Experiencing nipple discharge may be surprising, but is usually not a sign of cancer. In one study, 7-15% of people who reported nipple discharge to their healthcare provider were diagnosed with breast cancer (17). Discharge that is milky, produced from both breasts, and only present when the nipple is squeezed is likely benign (10). For someone who has not been recently pregnant or lactating (producing milk) however, nipple discharge may be a symptom of a hormonal imbalance and should be evaluated by a healthcare provider.
Some types of nipple discharge are more concerning. Discharge that is bloody, only from one breast, and comes out spontaneously (without being squeezed) could be a sign of cancer and should be thoroughly checked out (10).
Skin and general appearance
Paying attention to the appearance of your breasts or chest is an important part of knowing what is normal for you. Noticing the shape and size, as well as what the skin looks like, will help you detect whether anything is changing.
It’s normal for breasts to not be exactly symmetrical, but if one breast suddenly becomes much larger, this could be a sign that something is wrong and it should be checked out. If it looks like the skin or nipple is being pulled from the inside—this is called retraction—and it should be evaluated by a healthcare provider. If the skin on the breast has sores, becomes red, thick and firm, or looks like the dimpled skin of an orange, a healthcare provider should evaluate it (10).
Breast self-exams and self-awareness
Self-examination of the breasts is no longer recommended by the American College of Obstetricians and Gynecologists (ACOG) or the American Cancer Society (18, 19). Some people may feel stressed about doing the self-exam the “right way” or anxious about trying to figure out if what they find is normal. Others may feel like they have more information and are more in control of their bodies by examining themselves. Whether you do self-exams or not, self-awareness of what is normal for you is what’s important.
Paying attention to how your body looks and feels is an important part of staying healthy. If you notice any changes, or have concerns about your breasts or chest, make an appointment with a healthcare provider.
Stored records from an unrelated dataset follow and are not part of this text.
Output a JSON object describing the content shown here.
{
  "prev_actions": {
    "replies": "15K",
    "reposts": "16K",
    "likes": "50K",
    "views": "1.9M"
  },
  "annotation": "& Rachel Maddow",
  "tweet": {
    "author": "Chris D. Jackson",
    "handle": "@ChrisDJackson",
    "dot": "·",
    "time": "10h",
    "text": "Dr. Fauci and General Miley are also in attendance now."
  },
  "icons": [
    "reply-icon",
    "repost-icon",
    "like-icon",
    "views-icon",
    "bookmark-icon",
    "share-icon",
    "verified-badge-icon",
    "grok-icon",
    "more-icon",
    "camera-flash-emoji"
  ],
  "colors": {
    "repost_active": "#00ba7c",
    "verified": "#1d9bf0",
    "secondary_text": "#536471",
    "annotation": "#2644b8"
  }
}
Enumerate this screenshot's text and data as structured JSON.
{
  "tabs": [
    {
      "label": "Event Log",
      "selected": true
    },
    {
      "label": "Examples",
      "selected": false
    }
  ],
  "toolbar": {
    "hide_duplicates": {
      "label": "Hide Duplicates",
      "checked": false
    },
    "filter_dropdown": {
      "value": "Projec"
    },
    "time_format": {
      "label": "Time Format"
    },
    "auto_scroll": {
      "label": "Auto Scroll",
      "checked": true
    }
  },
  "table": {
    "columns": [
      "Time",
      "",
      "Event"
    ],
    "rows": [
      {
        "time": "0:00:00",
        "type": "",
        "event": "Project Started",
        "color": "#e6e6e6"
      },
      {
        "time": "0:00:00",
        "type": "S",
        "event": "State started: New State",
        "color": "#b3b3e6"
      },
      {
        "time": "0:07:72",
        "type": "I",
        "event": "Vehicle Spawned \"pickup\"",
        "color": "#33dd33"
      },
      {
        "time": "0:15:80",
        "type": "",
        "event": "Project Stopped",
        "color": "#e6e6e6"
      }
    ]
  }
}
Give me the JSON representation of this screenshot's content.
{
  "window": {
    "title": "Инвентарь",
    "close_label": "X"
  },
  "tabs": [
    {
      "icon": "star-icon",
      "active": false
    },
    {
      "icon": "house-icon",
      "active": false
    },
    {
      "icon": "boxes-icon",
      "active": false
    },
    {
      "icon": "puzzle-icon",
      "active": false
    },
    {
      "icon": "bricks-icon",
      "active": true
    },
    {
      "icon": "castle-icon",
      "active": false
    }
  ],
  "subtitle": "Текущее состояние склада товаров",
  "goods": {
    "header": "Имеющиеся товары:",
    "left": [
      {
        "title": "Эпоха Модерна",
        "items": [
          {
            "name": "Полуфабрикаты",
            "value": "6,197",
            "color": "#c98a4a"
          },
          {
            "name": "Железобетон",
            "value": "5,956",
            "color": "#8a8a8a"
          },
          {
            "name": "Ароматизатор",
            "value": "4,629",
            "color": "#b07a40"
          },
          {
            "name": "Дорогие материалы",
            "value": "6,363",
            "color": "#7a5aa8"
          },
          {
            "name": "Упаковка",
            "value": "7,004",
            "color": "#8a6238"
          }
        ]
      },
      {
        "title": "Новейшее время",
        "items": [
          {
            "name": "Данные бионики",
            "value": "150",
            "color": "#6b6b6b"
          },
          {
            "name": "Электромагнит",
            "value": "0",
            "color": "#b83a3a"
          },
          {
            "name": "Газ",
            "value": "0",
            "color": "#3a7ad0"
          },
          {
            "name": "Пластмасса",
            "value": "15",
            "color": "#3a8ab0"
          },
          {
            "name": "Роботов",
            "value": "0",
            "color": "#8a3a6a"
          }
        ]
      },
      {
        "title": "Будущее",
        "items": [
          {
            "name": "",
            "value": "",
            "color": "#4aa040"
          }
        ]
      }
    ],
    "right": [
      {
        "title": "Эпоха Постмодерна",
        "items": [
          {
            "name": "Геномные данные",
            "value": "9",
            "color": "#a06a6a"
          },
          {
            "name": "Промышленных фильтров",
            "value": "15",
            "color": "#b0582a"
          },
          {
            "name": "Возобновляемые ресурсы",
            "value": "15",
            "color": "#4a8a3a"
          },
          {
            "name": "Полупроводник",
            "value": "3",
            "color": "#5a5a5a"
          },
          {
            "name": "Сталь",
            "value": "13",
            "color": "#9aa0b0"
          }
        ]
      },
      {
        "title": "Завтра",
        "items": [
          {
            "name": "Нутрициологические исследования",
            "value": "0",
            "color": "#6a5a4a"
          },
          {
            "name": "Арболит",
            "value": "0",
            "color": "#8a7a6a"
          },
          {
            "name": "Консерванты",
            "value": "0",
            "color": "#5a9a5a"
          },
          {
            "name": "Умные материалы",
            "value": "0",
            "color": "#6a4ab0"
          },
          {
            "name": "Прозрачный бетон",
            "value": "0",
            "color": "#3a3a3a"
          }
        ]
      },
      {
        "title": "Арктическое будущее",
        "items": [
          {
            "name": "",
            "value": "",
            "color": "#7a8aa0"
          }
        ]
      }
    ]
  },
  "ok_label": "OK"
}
They may do an exam or order tests like an ultrasound or a mammogram to gather more information.
Tracking breast tenderness and other cycle experiences along with your period in Clue can help you understand your body better.
This article was originally published October 29, 2018.